A second A was added to include Apple, and then an M was added, creating “Famangs”, to allow for the addition of Microsoft, which joined the trillion-dollar club in April 2019 and is now worth $1.27tn. The New York Stock Exchange then created a “Fang”+ index that also includes Twitter, Tesla and China’s tech giants Alibaba and Baidu.
The Financial Times last week declared the 2010s to have been “the decade of the Fangs”, and said that most experts predicted the tech companies to “continue to reign in the coming decade”.
Amazon, which has turned its chief executive and founder, Jeff Bezos, into the world’s richest man, first reached the trillion-dollar milestone in the summer of 2018. The company’s value is now hovering around $930bn.

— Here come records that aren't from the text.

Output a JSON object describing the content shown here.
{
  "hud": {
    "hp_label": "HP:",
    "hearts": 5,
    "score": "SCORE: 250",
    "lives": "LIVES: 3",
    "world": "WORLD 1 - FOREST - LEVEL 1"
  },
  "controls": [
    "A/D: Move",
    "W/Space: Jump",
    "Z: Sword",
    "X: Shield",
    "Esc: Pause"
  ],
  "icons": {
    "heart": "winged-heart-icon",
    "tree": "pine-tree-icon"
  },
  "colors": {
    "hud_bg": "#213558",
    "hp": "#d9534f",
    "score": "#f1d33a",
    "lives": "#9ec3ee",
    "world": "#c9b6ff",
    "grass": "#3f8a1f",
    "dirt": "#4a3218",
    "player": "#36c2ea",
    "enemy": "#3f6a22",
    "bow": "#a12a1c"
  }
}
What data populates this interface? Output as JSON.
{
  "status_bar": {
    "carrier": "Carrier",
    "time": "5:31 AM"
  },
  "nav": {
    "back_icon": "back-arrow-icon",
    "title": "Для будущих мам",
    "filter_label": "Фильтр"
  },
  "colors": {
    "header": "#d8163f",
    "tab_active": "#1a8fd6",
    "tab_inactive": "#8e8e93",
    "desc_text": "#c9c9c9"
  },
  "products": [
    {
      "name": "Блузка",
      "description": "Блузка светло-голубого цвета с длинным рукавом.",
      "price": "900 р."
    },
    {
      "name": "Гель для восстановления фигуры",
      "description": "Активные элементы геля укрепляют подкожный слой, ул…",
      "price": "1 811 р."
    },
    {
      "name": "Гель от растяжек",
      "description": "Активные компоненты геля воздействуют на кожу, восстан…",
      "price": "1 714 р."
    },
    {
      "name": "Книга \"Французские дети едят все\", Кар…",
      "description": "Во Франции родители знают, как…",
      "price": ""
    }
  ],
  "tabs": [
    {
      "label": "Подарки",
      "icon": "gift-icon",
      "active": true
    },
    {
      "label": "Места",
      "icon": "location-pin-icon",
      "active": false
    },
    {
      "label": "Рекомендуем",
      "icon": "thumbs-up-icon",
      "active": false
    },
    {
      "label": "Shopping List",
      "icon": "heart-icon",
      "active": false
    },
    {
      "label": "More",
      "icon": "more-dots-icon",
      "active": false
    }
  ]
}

Facebook, whose shares have risen by 50% in the past year, is closing on the landmark with a valuation of $632bn.
Shares in almost all the companies have soared in recent weeks, as the market expects them to report strong figures when they release their full-year financial earnings, starting with Netflix on Tuesday. Alphabet’s figures will be released on 3 February. The five largest companies – Apple, Microsoft, Alphabet, Amazon and Facebook – now make up 19% of the S&P 500 index of America’s biggest companies. The fast-growing dominance of tech is highlighted by the fact that in 2015 the five largest companies made up just 12% of the index.
“In the past year, the aggregate market capitalisation of Facebook, Amazon, Apple, Netflix and Google’s parent Alphabet has gone up by 45%, or almost $1.3tn, even as combined consensus earnings estimates for 2019 and 2020 have fallen by 7% and 8%, or $10.7bn and $9.6bn respectively,” said Russ Mould, investment director at stockbroker AJ Bell.
“This combination of soaring share prices and sliding earnings means that the Faangs as a group have been hugely re-rated, from 21 times earnings for 2020 to nearly 30 times now.
“At the moment, investors are being very forgiving in the view that new product or services releases will fire earnings growth; customers are being more tolerant of data use than regulators; and those investments will pay off in the long term by opening new markets or boosting returns from the existing one.”
Dan Morgan, a senior portfolio manager who focuses on tech companies at Synovus Trust, said Alphabet, led by Sundar Pichai, had “really been a cash cow”.
“They’ve been steadily continuing to post 15% to 20% growth, which is pretty amazing when you consider how mature that model is.”
Christopher Rossbach, the chief investment officer of Knightsbridge-based investment manager J Stern & Co, which helps advise ultra-high-net-worth families, reckons that Alphabet could double its market value despite the threat it is facing of intense scrutiny from politicians and regulators across the world.
“As Alphabet joins Apple, Microsoft and (from time to time) Amazon among tech companies that have reached this level, it marks just the start for the company,” he said. “It still has significant further room to grow, both in its core online advertising business and as it innovates in advertising monetisation and formats, and in its cloud computing business.”
Rossbach said that despite the 27% increase in Alphabet’s share price in the past 12 months, the stock was still “at a very attractive valuation”.
“Alphabet is laying the foundations for a much larger company as it is the unequivocal leader in artificial intelligence and machine learning,” he said.
“Alphabet can be a $2tn company in the near future and is a compelling opportunity for long-term investors.”